- Income taxes for the last three years or more
- Student loan debts (unless you can otherwise prove that it would be unfair to repay it)
- Court fines and penalties
Chapter 13 bankruptcy
Chapter 13 can reorganize your debt, especially if you’re a high-income earner. In this type of bankruptcy, you can keep all of your properties and assets, but you must pay back your creditors for non-exempt assets through a three- to a five-year repayment plan.
Also known as a “wage earner” bankruptcy, individuals who want to file for a chapter 13 bankruptcy must have a steady income to repay their debts. A Chapter 13 bankruptcy trustee will evaluate your financial situation to see if you qualify for Chapter 13.
When you file a Chapter 13 bankruptcy, you must propose a bankruptcy repayment plan that indicates how you’re planning to repay your debts in a span of 3-5 years. The amount you have to pay will depend on your income, how much debt you have, and the value of your non-exempt properties.
Car Loans and Mortgage
A repayment plan in a chapter 13 bankruptcy can be used to catch up on the overdue car and house payments in order to avoid a car repossession or a house foreclosure.
A car loan can be modified to fit the current financial situation of the debtor as long as the legal requirements are met and the creditor will be paid back.
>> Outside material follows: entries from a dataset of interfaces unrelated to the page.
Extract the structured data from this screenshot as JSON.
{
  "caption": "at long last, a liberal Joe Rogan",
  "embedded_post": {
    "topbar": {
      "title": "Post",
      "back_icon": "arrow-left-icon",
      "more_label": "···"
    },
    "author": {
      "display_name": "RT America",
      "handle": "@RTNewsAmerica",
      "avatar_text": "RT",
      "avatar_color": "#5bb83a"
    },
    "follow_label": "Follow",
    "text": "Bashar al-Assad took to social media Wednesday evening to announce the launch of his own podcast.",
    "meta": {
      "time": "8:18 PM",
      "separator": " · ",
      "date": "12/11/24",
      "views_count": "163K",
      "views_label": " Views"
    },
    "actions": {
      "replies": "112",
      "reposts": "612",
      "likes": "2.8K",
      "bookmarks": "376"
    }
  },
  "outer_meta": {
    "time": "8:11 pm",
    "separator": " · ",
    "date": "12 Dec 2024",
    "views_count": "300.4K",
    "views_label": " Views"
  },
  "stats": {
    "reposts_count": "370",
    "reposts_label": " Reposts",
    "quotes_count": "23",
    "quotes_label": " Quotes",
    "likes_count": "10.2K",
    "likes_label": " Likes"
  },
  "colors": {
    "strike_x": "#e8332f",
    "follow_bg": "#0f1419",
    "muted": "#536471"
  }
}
You can keep your house and avoid foreclosure by paying your monthly mortgage in a span of 3 to 5 years. You can also pay nondischargeable debts in full.
Other Types of Bankruptcy
Aside from a Chapter 13 bankruptcy, there are still two other types of reorganization bankruptcy: Chapter 11 bankruptcy and Chapter 12 bankruptcy.
Chapter 11 Bankruptcy
Chapter 11 is basically used by businesses that are struggling financially. Individuals who have debts that exceed the Chapter 13 threshold can also apply for this type of bankruptcy.
Chapter 12 Bankruptcy
A chapter 12 bankruptcy is almost similar to a Chapter 13 bankruptcy. The only difference is that, to qualify for this bankruptcy, at least 80% of your total debts must be from the operation of a family fishery or farm.
There are different types of bankruptcy, and each type has its advantages and disadvantages. If you want to know more about each type of bankruptcy and which type suits your financial situation, schedule a case evaluation with an experienced Oregon bankruptcy attorney.
What Makes Our Oregon Bankruptcy Lawyers Different?
Expertise — Michael O’Brien is one of only three lawyers in Oregon who are Nationally Certified as a Consumer Bankruptcy Specialist.
Experience — Our Oregon bankruptcy attorneys have over 20 years of experience and nearly 20,000 fact patterns assessed. You get the advantage of a broad knowledge base of strategies to solve financial problems.
Creativity — Many financial problems do NOT require bankruptcy. Our Portland, Bend, and Clackamas bankruptcy lawyers are welcome to explore non-bankruptcy alternatives and creative solutions to address our client’s debt problems.
Advocacy — Our Portland, OR attorneys fight for their clients and do not shy away from difficult fact patterns. You need a lawyer who litigates against aggressive Chapter 7 Trustees, Chapter 13 Trustees, and Creditors.
Empathy — Our Oregon bankruptcy attorneys enjoy their work because we like helping people. We care about our community and take comfort in the knowledge that we have a positive impact.
Service — Our lawyers and staff provide a full-service solution. From assessment of your unique situation and recommendation of a plan thru implementation. Culminating in a completed recovery and finally through after-action assessment to verify that the goals were achieved. You need a trusted Portland Oregon bankruptcy attorney who completes the bankruptcy, not just starts it for you.
Speak With Oregon Bankruptcy Attorneys Today!
Filing bankruptcy is a legal option for people to get out of debt and gain financial freedom once again. An experienced bankruptcy lawyer can help you understand how bankruptcy works, and they can also help understand how to file a bankruptcy petition.
Our Portland bankruptcy attorneys at Michael D. O’Brien & Associates are experienced in dealing with bankruptcy filings and can provide you with the help you need. Call us today at (503) 694-4445 for a free case evaluation.